Big Rob is a good friend, talented engineer and I'd like to thank him for this installment's topic.
Talk to a musician about compression and they'll usually get a glazed look in their eye. Unless they are technically savvy, most musicians know what a compressor is capable of, but not really how to use it to their advantage. They know they can get an instrument louder in the mix, but that's it. Using compression properly is what separates the chaff from the wheat.
Case in point - A guitar-playing friend asked me to listen to a mix and wanted my opinion on how to improve it. Most noticeably, was the lack of dynamics and abundance of noise. Looking more closely, I discovered he had a compressor on every track and each were reducing the gain by 10dB (decibels) or more! His gain structure (another blog topic for another day) was completely out of whack. I explained to him that his overuse of compression is wreaking havoc with his gain structure and therefore, his mix. The most efficient method would be to remove all the compressors and start over.
There are times when overuse of compression can create a desireable effect. The Who experimented with compression on cymbals to create locomotive sounds. Most often, however, "pumping" and "breathing" is the side effect of too much compression.
We all hear compression everyday. When you listen to the radio, the audio is passed through several compressors before it is broadcast. Listening to any commercially released music has passed through at least one compressor, if not several. Heck, even our middle ear has a compressor. That's what makes VU or RMS meters more relevant. But, that's yet another discussion altogether.
The compressor was designed, primarily, as a level control device. Back in the days of vinyl, a Mahler orchestra, with a dynamic range of 136dB would need to fit onto a record with a total dynamic range of 68dB. Radio stations have an even smaller dynamic range to fit the same material. That's why the first compressers were called "leveling amplifiers." This is known as "downward compression" (compressing down audio peaks) and is the most common useage.
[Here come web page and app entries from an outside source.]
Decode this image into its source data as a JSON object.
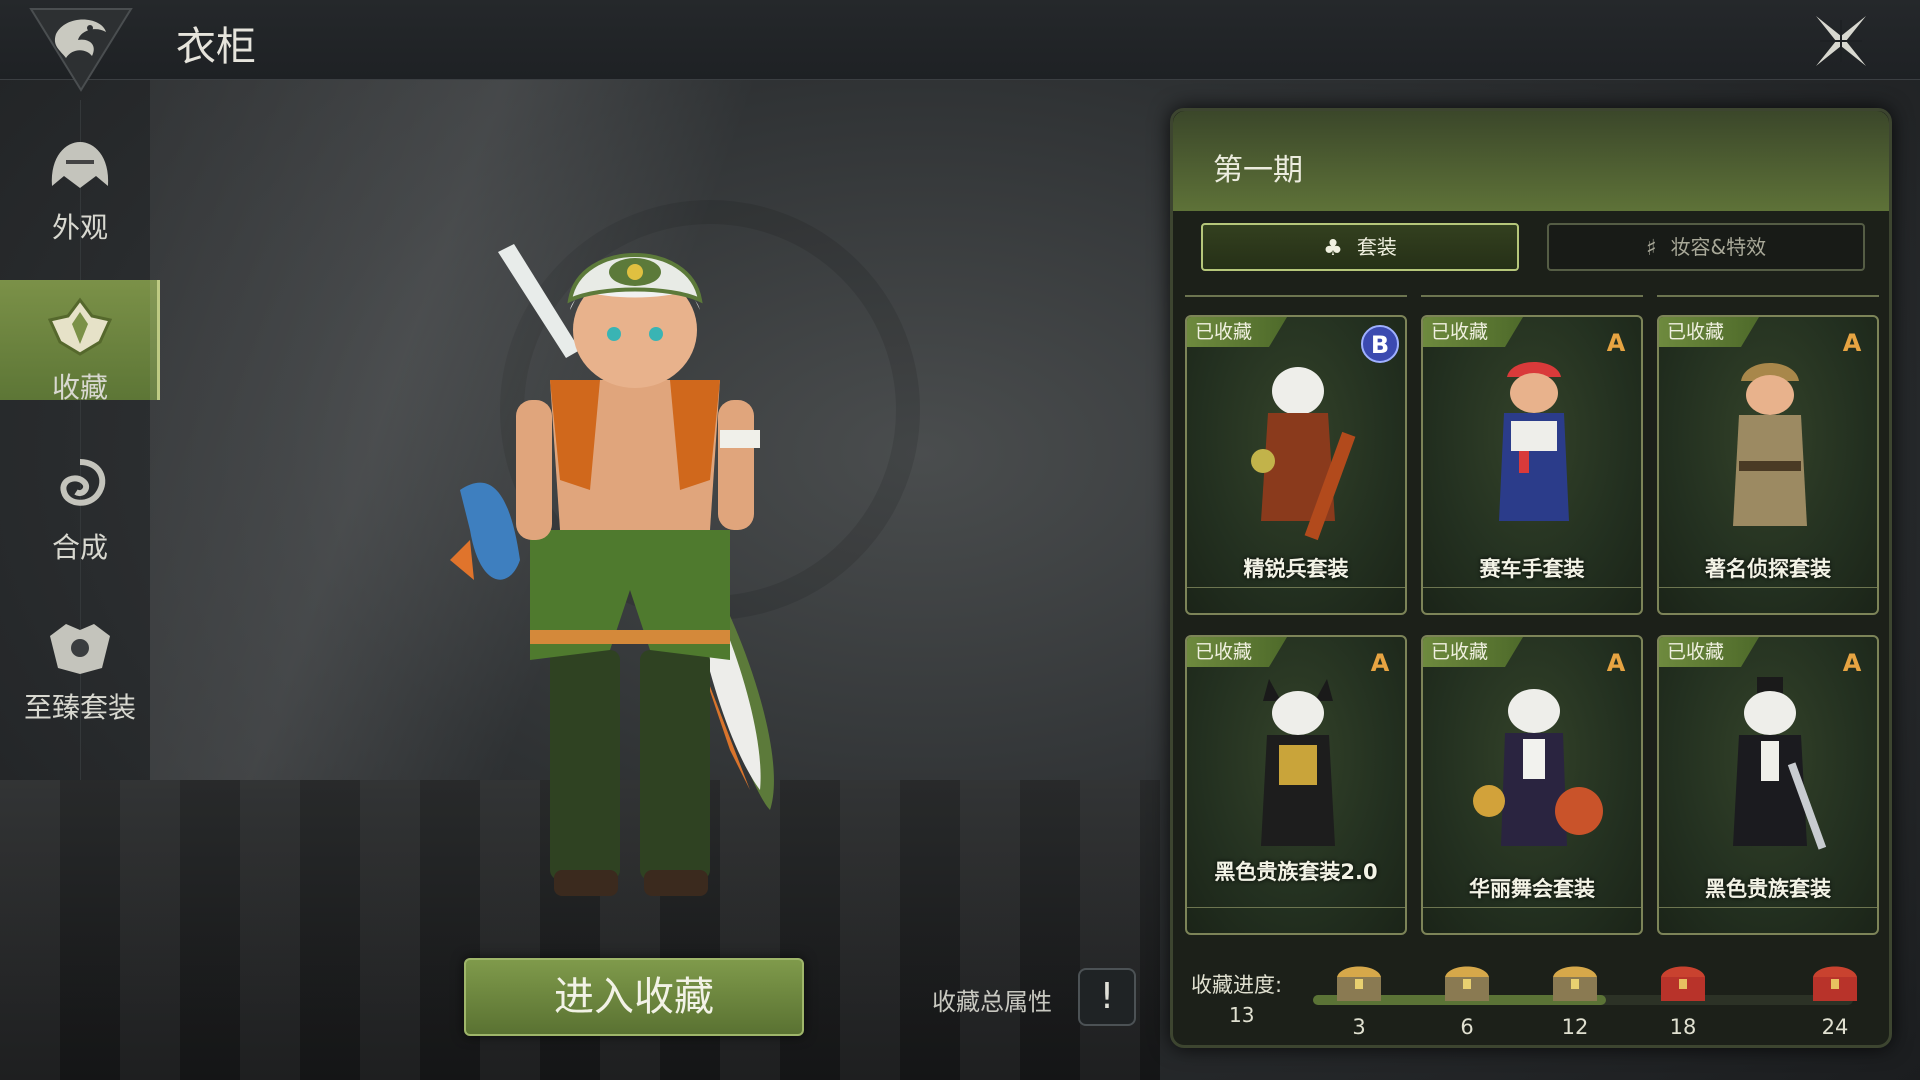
{
  "header": {
    "title": "衣柜"
  },
  "nav": {
    "items": [
      {
        "label": "外观",
        "icon": "helmet-icon"
      },
      {
        "label": "收藏",
        "icon": "collection-icon",
        "active": true
      },
      {
        "label": "合成",
        "icon": "synthesis-icon"
      },
      {
        "label": "至臻套装",
        "icon": "supreme-set-icon"
      }
    ]
  },
  "stage": {
    "enter_button": "进入收藏",
    "attributes_label": "收藏总属性",
    "attributes_icon": "!"
  },
  "panel": {
    "title": "第一期",
    "tabs": [
      {
        "label": "套装",
        "icon": "outfit-icon",
        "active": true
      },
      {
        "label": "妆容&特效",
        "icon": "makeup-icon",
        "active": false
      }
    ],
    "cards": [
      {
        "status": "已收藏",
        "grade": "B",
        "name": "精锐兵套装"
      },
      {
        "status": "已收藏",
        "grade": "A",
        "name": "赛车手套装"
      },
      {
        "status": "已收藏",
        "grade": "A",
        "name": "著名侦探套装"
      },
      {
        "status": "已收藏",
        "grade": "A",
        "name": "黑色贵族套装2.0"
      },
      {
        "status": "已收藏",
        "grade": "A",
        "name": "华丽舞会套装"
      },
      {
        "status": "已收藏",
        "grade": "A",
        "name": "黑色贵族套装"
      }
    ],
    "progress": {
      "label": "收藏进度:",
      "current": "13",
      "max": 24,
      "milestones": [
        "3",
        "6",
        "12",
        "18",
        "24"
      ]
    }
  },
  "colors": {
    "accent_green": "#6e8a3e",
    "grade_b": "#3b4ab0",
    "grade_a": "#e7a442",
    "chest_red": "#b8332a",
    "chest_gold": "#d6a84a"
  }
}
I like to think of compressors in terms of plumbing. The water level is the signal coming into the unit. The compressor circuit is like a valve. Basically, compressors "compress" a signal by a defined ratio, once it has reached a certain threshold. The input:output ratio is fairly simple. A ratio of 4:1 indicates that for every 4dB of input, only 1dB is let out. A ratio of 10:1 or higher is known as "limiting."
Most compressors have a few simple controls. Optical compressors, such as Universal Audio's LA2A, are the most simple. Having only two controls - input and output gain. Other compressor designs allow for more flexibility. The Urei 1176 had four buttons for different ratios, and attack and release controls along with the input and output controls. The "attack" control delays the time before the compressor kicks in and the "release" control delays the amount of time the compressor releases after it has gone below the threshold. Digital compressors can have a function called "look-ahead." Because analog compressors have to react to a signal, they tend to distort easily. The look-ahead feature allows the compressor to see an audio peak before it comes and can prepare for it. The result is more gain before distortion. Different units have even more controls. There just isn't space here to discuss them all.
In the early days of recording, engineers like Geoff Emerick (whose book "Here, There, and Everywhere is currently on my nightstand), used a compresser on John Lennon's acoustic guitar to level out his playing. If you've ever heard an acoustic guitar picked in person, the level can be inconsistent. There could be a note here and there that pops out. Compression helps even out the performance. Bass guitars benefit greatly from compression. Geoff also began using compression on drum mics to prevent his console from distorting.
On that note (pun intended), here is a fun method for using compression with drums that is really popular. It's called New York compression or parallel compression. Basically, send your drum mix
to two parallel outputs. Across one output, insert a compressor with a low ratio, low threshold, a fast attack and slow release. This is a method of upward compression (compressing the quiet parts up) and is very transparent. It's also a good method for getting a drums to sound more agressive when the drummer has had a few too many drinks or has poor technique.
A handy method for compressing vocals is called "serial compression." As the name indicates, there are more than one compressor, in serial, on a given channel. Typically two, one is used to gain control of the overall level. The second, is to take out loud peaks the first let through. Sterling Winfield (Hell Yeah, Pantera) uses a variation on this technique. Using two Tubetech CL1B's, he'll feed a vocal through both. One has an optical compressor type setting and the other a slow attack and release. The result is a musical and controlled vocal performance.
In mastering, limiters are used to compress the peaks down and increase the overall output. One side effect of this practice is that instruments tend to sound smaller as they become more compressed. Often, intruments can be practically "crushed" out of a mix. One limiter I've become fond of is the Sonnox Limiter. It has feature no other digital limiter on the market has - an attack control. By slowing down the attack on the limiter, I can hear the drums get bigger. The guitars get more rhythmic. In fact, the entire mix improves.
With compression, the sky is the limit. This seemingly innocuous and common utility can play a major role in the quality of our music. As I've said before in other postings, there are no hard and fast rules when it comes to audio. My best advice is to not look at the numbers on the faceplate and use your ears. Play with the settings until it sounds "right."
Rock. Roll. Repeat.